Mike is a lecturer at the University of Sheffield. He is a linguistic anthropologist with an interest in corporations, management, and digital technologies of communication in South Korea. He has contributed to the NET website about his research and theoretical interests on virtuality in corporations.
The Network for Ethnographic Theory (NET) is a space in which we can collectively think about and experiment with new ways of conceptualizing ethnographic engagement. In particular, our objective is to explore the politics and practices of ethnographic knowing. We seek insights into the relation between the practical partiality in knowing in ethnography and theory’s presupposition of totality. We are interested in the experiences, lived, and in our notes and photographs and recordings, that are set aside because of their very partialness—perhaps not processable through the norms of academic representation—but that call into relief our theoretical frames.
At the NET we wish to rely on an enthusiasm of engagement, and push ahead, not for the sake of newness, but for the sake of need, with different ways of configuring how we know. What do people—indigenous, foreign and familial, interlocutors etc.—know? How do we know that—and how do we account for what remains unknown?
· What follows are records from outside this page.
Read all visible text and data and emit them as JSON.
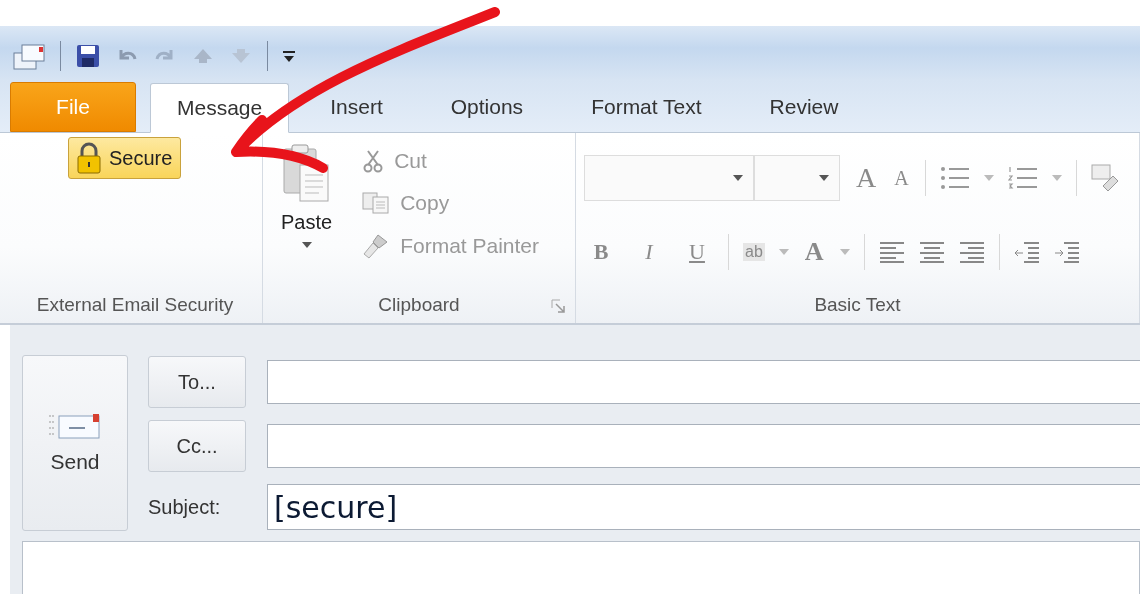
{
  "tabs": [
    {
      "label": "File",
      "kind": "file",
      "selected": false
    },
    {
      "label": "Message",
      "kind": "tab",
      "selected": true
    },
    {
      "label": "Insert",
      "kind": "tab",
      "selected": false
    },
    {
      "label": "Options",
      "kind": "tab",
      "selected": false
    },
    {
      "label": "Format Text",
      "kind": "tab",
      "selected": false
    },
    {
      "label": "Review",
      "kind": "tab",
      "selected": false
    }
  ],
  "ribbon": {
    "groups": [
      {
        "kind": "security",
        "label": "External Email Security",
        "button": "Secure"
      },
      {
        "kind": "clipboard",
        "label": "Clipboard",
        "paste": "Paste",
        "items": [
          {
            "label": "Cut",
            "kind": "cut",
            "disabled": true
          },
          {
            "label": "Copy",
            "kind": "copy",
            "disabled": true
          },
          {
            "label": "Format Painter",
            "kind": "painter",
            "disabled": true
          }
        ]
      },
      {
        "kind": "basic_text",
        "label": "Basic Text",
        "grow": "A",
        "shrink": "A",
        "format": [
          {
            "glyph": "B",
            "kind": "bold"
          },
          {
            "glyph": "I",
            "kind": "italic"
          },
          {
            "glyph": "U",
            "kind": "underline"
          }
        ],
        "highlight": "ab",
        "font_color": "A"
      }
    ]
  },
  "compose": {
    "send": "Send",
    "to": "To...",
    "cc": "Cc...",
    "subject_label": "Subject:",
    "subject": "[secure]"
  }
}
At the heart of the NET is an openness of dialogue and participation, where fragmentary and unfinished thoughts get air to breathe. Across our diverse conditions of privilege and disadvantage (shaped by race, ethnicity, religion, gender, sexuality, ability, class, and professional position), together we seek ways in engaging with the limits and constraints set by conventions of ethnographic representation and academic knowledge production as we practice radical reflexivity.
In an academic environment entangled with politico-economic regimes that subscribe to the historical reproduction of multiple forms of inequality, and in a world in which truth, fakeness, and knowledge are all contested, we support a space in which to think about how we think, and to reconsider how we know. We seek to let this approach lead us to re(de)fine the intellectual and political project of theorization based on ethnography.
More concretely, our aims are, first, to increase the presence and activity of NET as a site of engagement with a radically reflexive debate about the meaning of theory-building through ethnography both from centers and margins. Second, to become a central and reliable node in the exchange and circulation of literature, events and other information regarding critical reflections about anthropological knowledge production in ethnographic fieldwork, writing, publishing, and teaching. We will do so via our mailing list, of course, but also establish the Network’s blog as a space for guest posts. Besides NET’s EASA panels and workshops we organize, we welcome your initiatives that foster our collective thinking. On our blog you will find current NET news.
NET was founded in September 2014 with the aim to promote intellectual collaboration around the heuristic of ethnographic theory. While the initiative of the Network wholly appreciates the intellectual impetus of its founders, we are not fastened to the past. In summer 2018, the NET decided to leave behind any affiliation, formal and informal, with those people involved with the hierarchies of HAU. This is due, not only to recent ethical issues at HAU, but with the current strength of the NET to stand apart, and for ourselves. We move forward with new goals, and openness, transparency, inclusiveness, and respect for all involved in the NET. We are excited for the future, and bring intellectual curiosity and ambition to our shared project of opening up new theoretical and ethnographic spaces within anthropology.
SNF-funded Visiting Postdoctoral Research Fellow, Scuola Normale Superiore, Florence
Postdoctoral Fellow, Max Planck Institute for the Study of Religious and Ethnic Diversity, Göttingen